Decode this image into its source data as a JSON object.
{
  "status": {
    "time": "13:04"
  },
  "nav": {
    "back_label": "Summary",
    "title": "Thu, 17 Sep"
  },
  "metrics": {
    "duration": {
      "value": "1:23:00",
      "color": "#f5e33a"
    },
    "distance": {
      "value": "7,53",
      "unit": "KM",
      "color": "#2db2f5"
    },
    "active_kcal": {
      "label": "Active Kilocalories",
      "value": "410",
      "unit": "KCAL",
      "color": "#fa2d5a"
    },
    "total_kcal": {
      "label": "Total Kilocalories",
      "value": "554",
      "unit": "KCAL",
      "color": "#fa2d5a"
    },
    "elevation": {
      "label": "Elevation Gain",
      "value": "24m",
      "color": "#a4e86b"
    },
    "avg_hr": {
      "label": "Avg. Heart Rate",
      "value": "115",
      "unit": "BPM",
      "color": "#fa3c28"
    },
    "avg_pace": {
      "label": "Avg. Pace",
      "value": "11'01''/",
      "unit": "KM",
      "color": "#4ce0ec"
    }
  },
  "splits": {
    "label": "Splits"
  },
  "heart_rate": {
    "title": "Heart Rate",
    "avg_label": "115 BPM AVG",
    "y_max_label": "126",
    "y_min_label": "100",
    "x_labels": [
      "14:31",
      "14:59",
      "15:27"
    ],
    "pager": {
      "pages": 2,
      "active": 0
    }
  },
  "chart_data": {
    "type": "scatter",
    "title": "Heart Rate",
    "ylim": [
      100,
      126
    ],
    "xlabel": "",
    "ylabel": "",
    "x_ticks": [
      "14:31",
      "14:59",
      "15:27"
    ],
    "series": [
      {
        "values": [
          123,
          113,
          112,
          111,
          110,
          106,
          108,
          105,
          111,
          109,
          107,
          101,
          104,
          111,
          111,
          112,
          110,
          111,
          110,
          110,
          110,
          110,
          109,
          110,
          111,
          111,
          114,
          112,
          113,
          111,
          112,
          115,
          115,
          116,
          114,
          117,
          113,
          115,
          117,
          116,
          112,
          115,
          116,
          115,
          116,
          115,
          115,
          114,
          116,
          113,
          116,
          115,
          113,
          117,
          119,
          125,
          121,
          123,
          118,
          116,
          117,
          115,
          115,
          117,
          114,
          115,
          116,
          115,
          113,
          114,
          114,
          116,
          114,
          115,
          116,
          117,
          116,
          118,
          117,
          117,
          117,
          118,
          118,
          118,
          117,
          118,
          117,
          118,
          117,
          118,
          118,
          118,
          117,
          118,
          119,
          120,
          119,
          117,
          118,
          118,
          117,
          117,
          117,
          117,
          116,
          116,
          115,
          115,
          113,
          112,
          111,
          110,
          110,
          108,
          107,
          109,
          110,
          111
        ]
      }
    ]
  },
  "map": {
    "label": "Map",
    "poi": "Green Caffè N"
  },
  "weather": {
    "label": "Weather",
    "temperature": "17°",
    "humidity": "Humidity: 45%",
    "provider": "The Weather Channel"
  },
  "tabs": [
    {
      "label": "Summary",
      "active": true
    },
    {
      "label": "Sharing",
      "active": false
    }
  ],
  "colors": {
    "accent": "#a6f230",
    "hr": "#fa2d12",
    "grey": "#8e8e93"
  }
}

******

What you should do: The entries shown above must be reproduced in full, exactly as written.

Task result:
Decode this image into its source data as a JSON object.
{
  "status": {
    "time": "13:04"
  },
  "nav": {
    "back_label": "Summary",
    "title": "Thu, 17 Sep"
  },
  "metrics": {
    "duration": {
      "value": "1:23:00",
      "color": "#f5e33a"
    },
    "distance": {
      "value": "7,53",
      "unit": "KM",
      "color": "#2db2f5"
    },
    "active_kcal": {
      "label": "Active Kilocalories",
      "value": "410",
      "unit": "KCAL",
      "color": "#fa2d5a"
    },
    "total_kcal": {
      "label": "Total Kilocalories",
      "value": "554",
      "unit": "KCAL",
      "color": "#fa2d5a"
    },
    "elevation": {
      "label": "Elevation Gain",
      "value": "24m",
      "color": "#a4e86b"
    },
    "avg_hr": {
      "label": "Avg. Heart Rate",
      "value": "115",
      "unit": "BPM",
      "color": "#fa3c28"
    },
    "avg_pace": {
      "label": "Avg. Pace",
      "value": "11'01''/",
      "unit": "KM",
      "color": "#4ce0ec"
    }
  },
  "splits": {
    "label": "Splits"
  },
  "heart_rate": {
    "title": "Heart Rate",
    "avg_label": "115 BPM AVG",
    "y_max_label": "126",
    "y_min_label": "100",
    "x_labels": [
      "14:31",
      "14:59",
      "15:27"
    ],
    "pager": {
      "pages": 2,
      "active": 0
    }
  },
  "chart_data": {
    "type": "scatter",
    "title": "Heart Rate",
    "ylim": [
      100,
      126
    ],
    "xlabel": "",
    "ylabel": "",
    "x_ticks": [
      "14:31",
      "14:59",
      "15:27"
    ],
    "series": [
      {
        "values": [
          123,
          113,
          112,
          111,
          110,
          106,
          108,
          105,
          111,
          109,
          107,
          101,
          104,
          111,
          111,
          112,
          110,
          111,
          110,
          110,
          110,
          110,
          109,
          110,
          111,
          111,
          114,
          112,
          113,
          111,
          112,
          115,
          115,
          116,
          114,
          117,
          113,
          115,
          117,
          116,
          112,
          115,
          116,
          115,
          116,
          115,
          115,
          114,
          116,
          113,
          116,
          115,
          113,
          117,
          119,
          125,
          121,
          123,
          118,
          116,
          117,
          115,
          115,
          117,
          114,
          115,
          116,
          115,
          113,
          114,
          114,
          116,
          114,
          115,
          116,
          117,
          116,
          118,
          117,
          117,
          117,
          118,
          118,
          118,
          117,
          118,
          117,
          118,
          117,
          118,
          118,
          118,
          117,
          118,
          119,
          120,
          119,
          117,
          118,
          118,
          117,
          117,
          117,
          117,
          116,
          116,
          115,
          115,
          113,
          112,
          111,
          110,
          110,
          108,
          107,
          109,
          110,
          111
        ]
      }
    ]
  },
  "map": {
    "label": "Map",
    "poi": "Green Caffè N"
  },
  "weather": {
    "label": "Weather",
    "temperature": "17°",
    "humidity": "Humidity: 45%",
    "provider": "The Weather Channel"
  },
  "tabs": [
    {
      "label": "Summary",
      "active": true
    },
    {
      "label": "Sharing",
      "active": false
    }
  ],
  "colors": {
    "accent": "#a6f230",
    "hr": "#fa2d12",
    "grey": "#8e8e93"
  }
}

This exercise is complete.